Below is a block of records; repeat each one exactly.
[RECORDS PROVIDED]
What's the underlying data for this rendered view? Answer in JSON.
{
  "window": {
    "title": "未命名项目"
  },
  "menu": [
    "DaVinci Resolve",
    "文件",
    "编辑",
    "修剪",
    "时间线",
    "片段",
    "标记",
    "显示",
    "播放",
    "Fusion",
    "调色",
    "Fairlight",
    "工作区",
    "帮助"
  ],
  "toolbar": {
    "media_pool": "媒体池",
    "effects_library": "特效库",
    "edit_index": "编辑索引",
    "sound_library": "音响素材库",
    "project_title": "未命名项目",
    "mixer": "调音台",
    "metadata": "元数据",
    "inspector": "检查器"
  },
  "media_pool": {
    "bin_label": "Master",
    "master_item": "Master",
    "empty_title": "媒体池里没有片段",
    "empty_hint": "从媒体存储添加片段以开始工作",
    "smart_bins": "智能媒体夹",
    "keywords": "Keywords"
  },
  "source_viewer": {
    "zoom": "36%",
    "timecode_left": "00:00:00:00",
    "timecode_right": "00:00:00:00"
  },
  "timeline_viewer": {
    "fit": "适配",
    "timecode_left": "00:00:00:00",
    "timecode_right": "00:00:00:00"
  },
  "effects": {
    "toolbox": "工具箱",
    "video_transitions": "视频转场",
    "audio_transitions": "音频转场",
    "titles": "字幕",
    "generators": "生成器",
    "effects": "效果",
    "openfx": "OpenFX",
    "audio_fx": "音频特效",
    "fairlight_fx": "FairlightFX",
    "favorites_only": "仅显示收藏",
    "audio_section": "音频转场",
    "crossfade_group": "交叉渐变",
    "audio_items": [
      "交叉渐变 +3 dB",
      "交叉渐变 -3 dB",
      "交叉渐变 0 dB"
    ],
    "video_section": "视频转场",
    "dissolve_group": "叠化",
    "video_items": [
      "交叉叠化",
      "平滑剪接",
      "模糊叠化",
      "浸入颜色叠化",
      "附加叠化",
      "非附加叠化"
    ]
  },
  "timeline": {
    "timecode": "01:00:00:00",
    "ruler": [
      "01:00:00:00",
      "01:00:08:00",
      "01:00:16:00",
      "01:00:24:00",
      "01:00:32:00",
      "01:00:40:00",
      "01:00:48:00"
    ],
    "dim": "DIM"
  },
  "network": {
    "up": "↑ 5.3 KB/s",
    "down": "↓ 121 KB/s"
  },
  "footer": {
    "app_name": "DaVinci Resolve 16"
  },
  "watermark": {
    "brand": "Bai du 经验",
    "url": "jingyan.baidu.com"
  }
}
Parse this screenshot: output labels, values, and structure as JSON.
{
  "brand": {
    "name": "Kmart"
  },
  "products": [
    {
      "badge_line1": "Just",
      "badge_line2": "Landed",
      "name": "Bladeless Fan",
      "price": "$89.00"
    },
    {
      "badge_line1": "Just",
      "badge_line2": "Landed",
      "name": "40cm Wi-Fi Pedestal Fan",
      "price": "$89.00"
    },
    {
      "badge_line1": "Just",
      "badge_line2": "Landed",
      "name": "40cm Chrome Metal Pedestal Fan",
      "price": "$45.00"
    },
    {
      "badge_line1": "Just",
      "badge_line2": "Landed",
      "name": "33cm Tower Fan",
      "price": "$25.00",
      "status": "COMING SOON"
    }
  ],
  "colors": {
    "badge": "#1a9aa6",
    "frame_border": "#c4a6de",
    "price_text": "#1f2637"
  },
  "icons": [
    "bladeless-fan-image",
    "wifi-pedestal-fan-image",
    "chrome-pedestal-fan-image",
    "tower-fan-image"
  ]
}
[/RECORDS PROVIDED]
ANSWER SPACE:
What's the underlying data for this rendered view? Answer in JSON.
{
  "window": {
    "title": "未命名项目"
  },
  "menu": [
    "DaVinci Resolve",
    "文件",
    "编辑",
    "修剪",
    "时间线",
    "片段",
    "标记",
    "显示",
    "播放",
    "Fusion",
    "调色",
    "Fairlight",
    "工作区",
    "帮助"
  ],
  "toolbar": {
    "media_pool": "媒体池",
    "effects_library": "特效库",
    "edit_index": "编辑索引",
    "sound_library": "音响素材库",
    "project_title": "未命名项目",
    "mixer": "调音台",
    "metadata": "元数据",
    "inspector": "检查器"
  },
  "media_pool": {
    "bin_label": "Master",
    "master_item": "Master",
    "empty_title": "媒体池里没有片段",
    "empty_hint": "从媒体存储添加片段以开始工作",
    "smart_bins": "智能媒体夹",
    "keywords": "Keywords"
  },
  "source_viewer": {
    "zoom": "36%",
    "timecode_left": "00:00:00:00",
    "timecode_right": "00:00:00:00"
  },
  "timeline_viewer": {
    "fit": "适配",
    "timecode_left": "00:00:00:00",
    "timecode_right": "00:00:00:00"
  },
  "effects": {
    "toolbox": "工具箱",
    "video_transitions": "视频转场",
    "audio_transitions": "音频转场",
    "titles": "字幕",
    "generators": "生成器",
    "effects": "效果",
    "openfx": "OpenFX",
    "audio_fx": "音频特效",
    "fairlight_fx": "FairlightFX",
    "favorites_only": "仅显示收藏",
    "audio_section": "音频转场",
    "crossfade_group": "交叉渐变",
    "audio_items": [
      "交叉渐变 +3 dB",
      "交叉渐变 -3 dB",
      "交叉渐变 0 dB"
    ],
    "video_section": "视频转场",
    "dissolve_group": "叠化",
    "video_items": [
      "交叉叠化",
      "平滑剪接",
      "模糊叠化",
      "浸入颜色叠化",
      "附加叠化",
      "非附加叠化"
    ]
  },
  "timeline": {
    "timecode": "01:00:00:00",
    "ruler": [
      "01:00:00:00",
      "01:00:08:00",
      "01:00:16:00",
      "01:00:24:00",
      "01:00:32:00",
      "01:00:40:00",
      "01:00:48:00"
    ],
    "dim": "DIM"
  },
  "network": {
    "up": "↑ 5.3 KB/s",
    "down": "↓ 121 KB/s"
  },
  "footer": {
    "app_name": "DaVinci Resolve 16"
  },
  "watermark": {
    "brand": "Bai du 经验",
    "url": "jingyan.baidu.com"
  }
}
Parse this screenshot: output labels, values, and structure as JSON.
{
  "brand": {
    "name": "Kmart"
  },
  "products": [
    {
      "badge_line1": "Just",
      "badge_line2": "Landed",
      "name": "Bladeless Fan",
      "price": "$89.00"
    },
    {
      "badge_line1": "Just",
      "badge_line2": "Landed",
      "name": "40cm Wi-Fi Pedestal Fan",
      "price": "$89.00"
    },
    {
      "badge_line1": "Just",
      "badge_line2": "Landed",
      "name": "40cm Chrome Metal Pedestal Fan",
      "price": "$45.00"
    },
    {
      "badge_line1": "Just",
      "badge_line2": "Landed",
      "name": "33cm Tower Fan",
      "price": "$25.00",
      "status": "COMING SOON"
    }
  ],
  "colors": {
    "badge": "#1a9aa6",
    "frame_border": "#c4a6de",
    "price_text": "#1f2637"
  },
  "icons": [
    "bladeless-fan-image",
    "wifi-pedestal-fan-image",
    "chrome-pedestal-fan-image",
    "tower-fan-image"
  ]
}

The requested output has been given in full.